Which lines in the records below contain the word "data"? Copy each of them.
#### SUPPLIED RECORDS ####
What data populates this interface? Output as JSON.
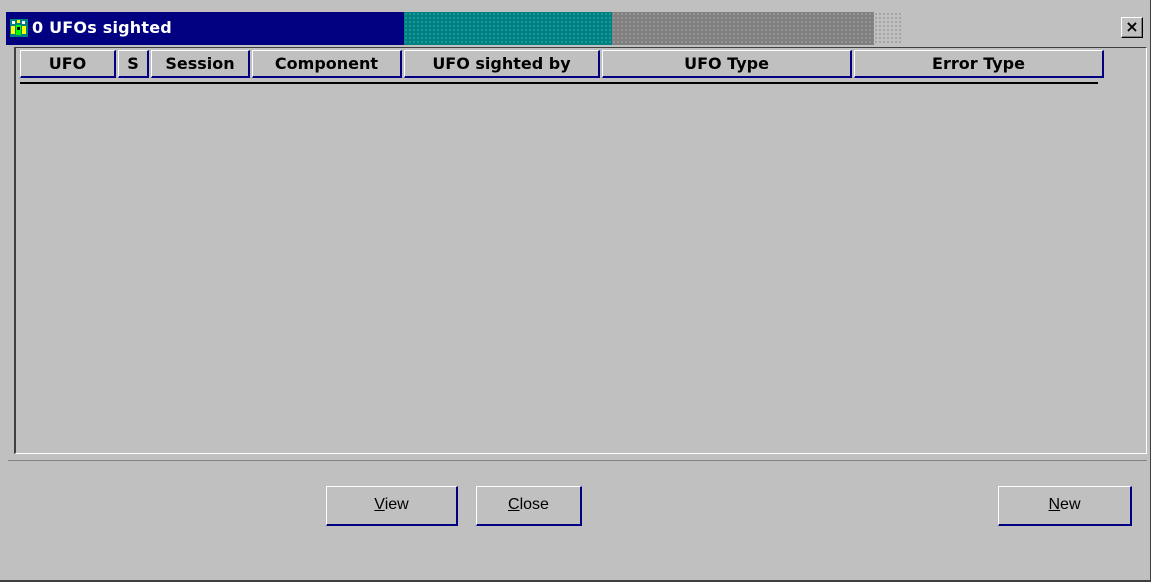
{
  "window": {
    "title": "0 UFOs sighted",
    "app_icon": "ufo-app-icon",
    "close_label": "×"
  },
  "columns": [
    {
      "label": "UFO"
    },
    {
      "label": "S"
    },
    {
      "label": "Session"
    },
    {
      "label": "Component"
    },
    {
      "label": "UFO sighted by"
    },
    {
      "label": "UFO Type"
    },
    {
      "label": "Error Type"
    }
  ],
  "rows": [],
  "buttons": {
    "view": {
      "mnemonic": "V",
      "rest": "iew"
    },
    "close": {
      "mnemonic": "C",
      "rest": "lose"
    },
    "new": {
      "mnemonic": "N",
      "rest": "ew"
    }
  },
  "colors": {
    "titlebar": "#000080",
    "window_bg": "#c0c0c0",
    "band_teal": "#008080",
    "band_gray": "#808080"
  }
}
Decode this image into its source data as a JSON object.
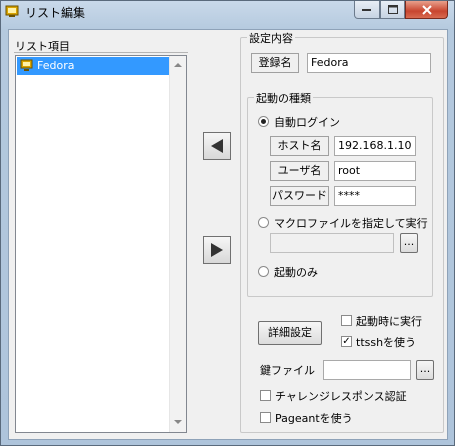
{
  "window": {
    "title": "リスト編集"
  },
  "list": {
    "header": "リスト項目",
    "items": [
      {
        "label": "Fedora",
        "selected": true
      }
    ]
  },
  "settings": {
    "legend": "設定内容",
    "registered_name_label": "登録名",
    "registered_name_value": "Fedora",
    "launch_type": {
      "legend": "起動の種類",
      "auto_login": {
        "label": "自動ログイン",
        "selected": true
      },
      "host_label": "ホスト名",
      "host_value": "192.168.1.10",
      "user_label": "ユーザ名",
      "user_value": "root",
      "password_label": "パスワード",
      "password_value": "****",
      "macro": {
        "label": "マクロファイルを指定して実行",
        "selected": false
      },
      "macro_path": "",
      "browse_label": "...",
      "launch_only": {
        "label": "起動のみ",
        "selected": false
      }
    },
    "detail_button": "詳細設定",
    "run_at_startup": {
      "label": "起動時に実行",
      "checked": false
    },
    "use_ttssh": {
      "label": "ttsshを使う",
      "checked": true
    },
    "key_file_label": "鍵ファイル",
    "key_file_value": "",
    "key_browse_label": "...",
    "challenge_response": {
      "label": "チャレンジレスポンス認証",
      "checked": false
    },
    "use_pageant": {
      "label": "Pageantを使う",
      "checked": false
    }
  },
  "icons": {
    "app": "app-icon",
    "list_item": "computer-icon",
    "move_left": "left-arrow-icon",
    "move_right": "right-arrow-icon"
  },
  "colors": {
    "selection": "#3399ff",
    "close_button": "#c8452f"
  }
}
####
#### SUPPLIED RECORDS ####
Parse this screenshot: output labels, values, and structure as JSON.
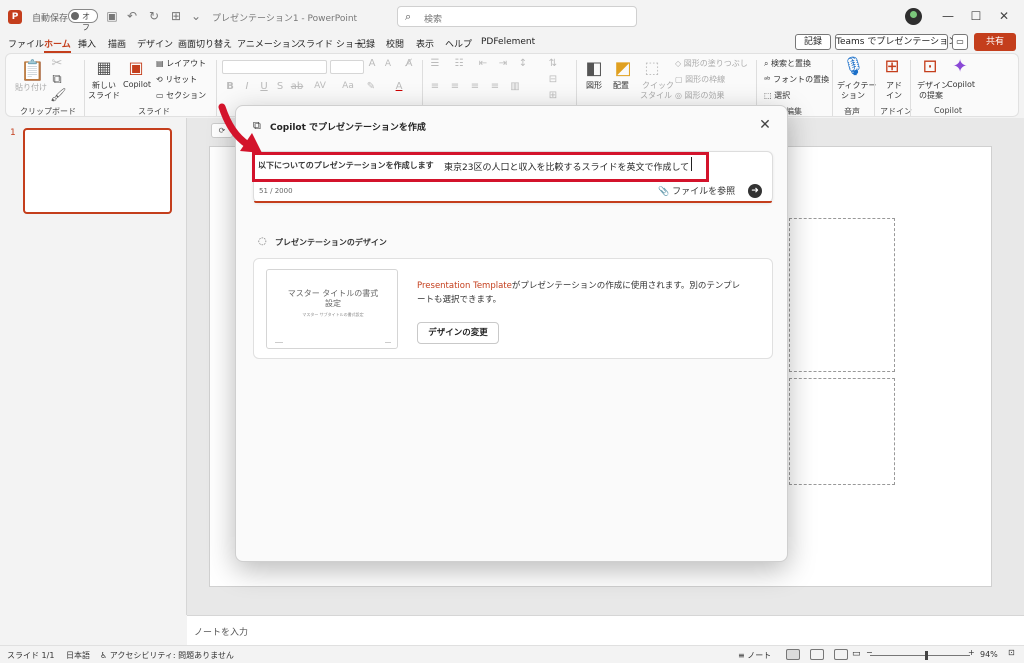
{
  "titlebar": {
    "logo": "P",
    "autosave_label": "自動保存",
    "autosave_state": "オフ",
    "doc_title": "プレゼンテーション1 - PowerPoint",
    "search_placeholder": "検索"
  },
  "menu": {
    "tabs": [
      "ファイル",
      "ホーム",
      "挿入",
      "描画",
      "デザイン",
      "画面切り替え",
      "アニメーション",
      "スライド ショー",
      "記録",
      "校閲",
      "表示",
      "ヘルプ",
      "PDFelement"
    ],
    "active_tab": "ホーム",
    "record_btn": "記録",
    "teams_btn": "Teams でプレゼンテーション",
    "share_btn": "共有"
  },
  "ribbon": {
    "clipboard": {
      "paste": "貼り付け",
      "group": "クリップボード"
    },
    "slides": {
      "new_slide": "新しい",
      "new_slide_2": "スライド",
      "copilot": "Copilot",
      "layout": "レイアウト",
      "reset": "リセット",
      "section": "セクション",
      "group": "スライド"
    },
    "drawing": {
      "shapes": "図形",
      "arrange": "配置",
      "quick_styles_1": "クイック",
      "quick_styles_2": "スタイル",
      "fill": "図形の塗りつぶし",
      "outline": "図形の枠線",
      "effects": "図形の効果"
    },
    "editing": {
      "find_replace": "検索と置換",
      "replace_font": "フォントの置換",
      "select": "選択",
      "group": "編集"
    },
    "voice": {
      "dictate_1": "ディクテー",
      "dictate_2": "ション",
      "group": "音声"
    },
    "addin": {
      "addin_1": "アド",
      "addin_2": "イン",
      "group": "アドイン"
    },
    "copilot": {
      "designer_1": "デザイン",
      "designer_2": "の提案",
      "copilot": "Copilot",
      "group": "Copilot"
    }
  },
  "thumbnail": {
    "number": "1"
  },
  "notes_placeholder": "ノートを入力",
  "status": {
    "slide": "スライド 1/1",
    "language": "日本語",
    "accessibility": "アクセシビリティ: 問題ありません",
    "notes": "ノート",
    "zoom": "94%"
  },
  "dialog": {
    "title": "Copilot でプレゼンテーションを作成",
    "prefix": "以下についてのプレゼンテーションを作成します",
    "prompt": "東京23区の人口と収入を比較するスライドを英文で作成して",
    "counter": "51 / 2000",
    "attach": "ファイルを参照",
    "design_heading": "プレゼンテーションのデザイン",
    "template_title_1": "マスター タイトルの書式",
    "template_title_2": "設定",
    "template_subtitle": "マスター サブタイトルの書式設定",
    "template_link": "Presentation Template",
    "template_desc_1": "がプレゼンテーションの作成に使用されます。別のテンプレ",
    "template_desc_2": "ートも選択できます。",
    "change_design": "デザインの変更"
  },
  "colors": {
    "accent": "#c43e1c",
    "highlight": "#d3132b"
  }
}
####
# RESULT OF THE TASK:
What data populates this interface? Output as JSON.
Decode this image into its source data as a JSON object.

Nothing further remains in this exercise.